  abstract     = {<p>Context: Type 2 diabetes mellitus (T2DM) is accompanied by an increased risk for coronary artery disease (CAD), but the overlapping metabolic disturbances preceding both diseases are insufficiently described. Objective:Wehypothesized that alterations in metabolism occur years before clinical manifestation of T2DM and CAD and that these alterations are reflected in the plasma metabolome. We thus aimed to identify plasma metabolites that predict future T2DM and CAD. Design: Through use of targeted liquid chromatography-mass spectrometry, 35 plasma metabolites (amino acid metabolites and acylcarnitines) were quantified in 1049 individuals without CAD and diabetes, drawn from a population sample of 5386 in the Malmo Preventive Project (mean age, 69.5 years; 31% women). The sample included 204 individuals who developed T2DM, 384 who developed CAD, and 496 who remained T2DM and CAD free during a mean follow-up of 6.1 years. Results: In total, 16 metabolites were significantly associated with risk for developing T2DM according to logistic regression models. Glutamate (OR, 1.96; P = 5.4e-12) was the most strongly associated metabolite, followed by increased levels of branched-chain amino acids. Incident CAD was predicted by three metabolites: glutamate (OR, 1.28; P = 6.6e-4), histidine (OR, 0.76; P = 5.1e-4), and asparagine (OR, 0.80; P = 2.2e-3). Glutamate (OR, 1.48; P = 1.6e-8) and asparagine (OR, 0.75; P = 1.8e-5) were both associated with a composite endpoint of developing T2DM or CAD. Conclusion: Several plasma metabolites were associated with incidence of T2DM and CAD; elevated glutamate and reduced asparagine levels were associated with both diseases. We thus discovered associations that might help shed additional light on why T2DM and CAD commonly co-occur.</p>},

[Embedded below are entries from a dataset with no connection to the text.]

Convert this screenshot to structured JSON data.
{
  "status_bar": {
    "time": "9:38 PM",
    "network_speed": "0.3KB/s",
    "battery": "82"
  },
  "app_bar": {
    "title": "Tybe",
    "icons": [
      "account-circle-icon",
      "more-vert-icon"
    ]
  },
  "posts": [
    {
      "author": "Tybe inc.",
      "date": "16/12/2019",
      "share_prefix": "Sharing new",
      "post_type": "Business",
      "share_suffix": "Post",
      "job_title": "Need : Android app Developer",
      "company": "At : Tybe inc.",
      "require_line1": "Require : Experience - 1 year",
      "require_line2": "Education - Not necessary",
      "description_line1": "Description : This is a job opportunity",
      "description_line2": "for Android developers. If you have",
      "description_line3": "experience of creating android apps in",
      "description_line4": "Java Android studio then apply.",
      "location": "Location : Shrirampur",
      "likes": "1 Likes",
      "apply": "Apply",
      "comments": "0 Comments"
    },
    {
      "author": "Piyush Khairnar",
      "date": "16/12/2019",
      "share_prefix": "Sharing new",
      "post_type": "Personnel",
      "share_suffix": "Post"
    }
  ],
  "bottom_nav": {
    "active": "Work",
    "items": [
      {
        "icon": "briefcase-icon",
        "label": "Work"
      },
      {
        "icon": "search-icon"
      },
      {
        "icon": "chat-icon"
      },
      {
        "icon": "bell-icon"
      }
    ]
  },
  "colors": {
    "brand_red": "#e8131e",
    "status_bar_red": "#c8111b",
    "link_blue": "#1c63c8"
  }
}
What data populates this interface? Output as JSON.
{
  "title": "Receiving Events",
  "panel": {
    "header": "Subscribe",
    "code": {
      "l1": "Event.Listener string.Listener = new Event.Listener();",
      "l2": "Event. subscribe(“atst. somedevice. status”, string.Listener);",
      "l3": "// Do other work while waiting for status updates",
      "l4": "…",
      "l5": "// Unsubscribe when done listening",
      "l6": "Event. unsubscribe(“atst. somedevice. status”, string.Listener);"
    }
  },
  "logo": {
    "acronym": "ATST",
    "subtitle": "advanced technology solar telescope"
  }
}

  author       = {Ottosson, Filip and Smith, Einar and Melander, Olle and Fernandez, Céline},
  issn         = {0021-972X},
  language     = {eng},
  number       = {8},
  pages        = {3060--3069},
  publisher    = {The Endocrine Society},
  series       = {Journal of Clinical Endocrinology and Metabolism},
  title        = {Altered asparagine and glutamate homeostasis precede coronary artery disease and type 2 diabetes},
  url          = {http://dx.doi.org/10.1210/jc.2018-00546},
  doi          = {10.1210/jc.2018-00546},
  volume       = {103},
  year         = {2018},
}